Food Artisans

Behind the Scenes at Vosges Haut-Chocolate

This week, I’m in Chicago. The last time I was in Chicago, I visited Vosges Haut-Chocolate. Here’s a little of what I saw during my visit:

Toffee is made in small batches, then cut by hand, very carefully, on a heated table to keep it malleable.

Nearby are racks piled high with freshly-cut toffee, hardened but still warm. When I pop a piece in my mouth, my tongue is coated in sweet, intensely caramel, buttery candy that sticks in my teeth.


Dried rose petals, ready to be sprinkled atop truffles.

Katrina, Vosges’ founder, started the company with the concept “travel the world through chocolate.” A walk through the kitchens felt something like a voyage, too: we passed big bowls of bacon destined for chocolate bars or caramels, bins of hibiscus powder, bags of delicate French fleur de sel sea salt.


The main office space.

The saris draped from the ceiling are from Katrina’s wedding. The effect is elegant, dramatic, vibrant, luxurious. Those are all words I would use to describe their chocolates, too.


A shelf in Katrina’s office.
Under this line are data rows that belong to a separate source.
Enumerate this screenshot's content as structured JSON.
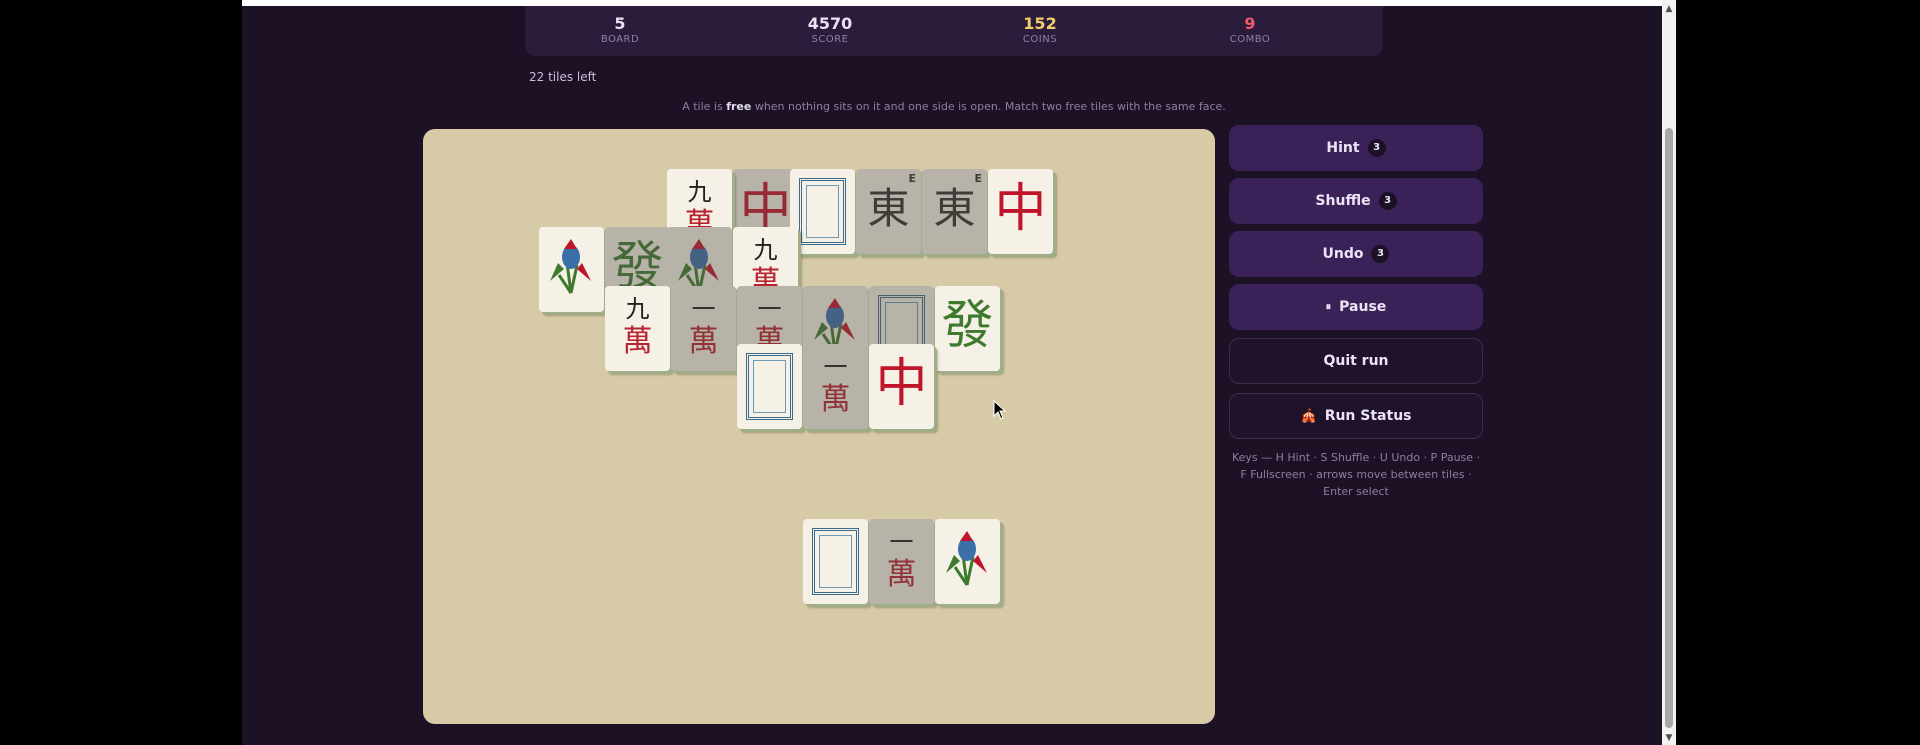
{
  "stats": [
    {
      "value": "5",
      "label": "BOARD",
      "color": "#eae2f4"
    },
    {
      "value": "4570",
      "label": "SCORE",
      "color": "#eae2f4"
    },
    {
      "value": "152",
      "label": "COINS",
      "color": "#f2cf6a"
    },
    {
      "value": "9",
      "label": "COMBO",
      "color": "#f0596a"
    }
  ],
  "tiles_left": "22 tiles left",
  "instructions": {
    "prefix": "A tile is ",
    "emphasis": "free",
    "suffix": " when nothing sits on it and one side is open. Match two free tiles with the same face."
  },
  "tiles": {
    "nine_wan": {
      "top": "九",
      "bottom": "萬"
    },
    "one_wan": {
      "top": "一",
      "bottom": "萬"
    },
    "red_dragon": "中",
    "green_dragon": "發",
    "east_wind": "東",
    "east_corner": "E",
    "bamboo_bird": "bird-icon",
    "white_dragon": "frame-icon"
  },
  "buttons": {
    "hint": {
      "label": "Hint",
      "count": "3"
    },
    "shuffle": {
      "label": "Shuffle",
      "count": "3"
    },
    "undo": {
      "label": "Undo",
      "count": "3"
    },
    "pause": {
      "label": "Pause",
      "icon": "⏸"
    },
    "quit": {
      "label": "Quit run"
    },
    "run_status": {
      "label": "Run Status",
      "icon": "🎪"
    }
  },
  "keys_help": "Keys — H Hint · S Shuffle · U Undo · P Pause · F Fullscreen · arrows move between tiles · Enter select",
  "colors": {
    "accent": "#3a2258",
    "background": "#1d1126",
    "board": "#d7cba7",
    "tile": "#f6f1e6",
    "coins": "#f2cf6a",
    "combo": "#f0596a"
  }
}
Katrina’s office features plenty of natural light, a view of the Chicago river, and shelves holding all manner of stuff. My tour guide Emily, the director of new product development, described Katrina as “a collector of things.” The upright white object in the center is a bunny. Its head is missing because it was being used as a model for Easter lollipops.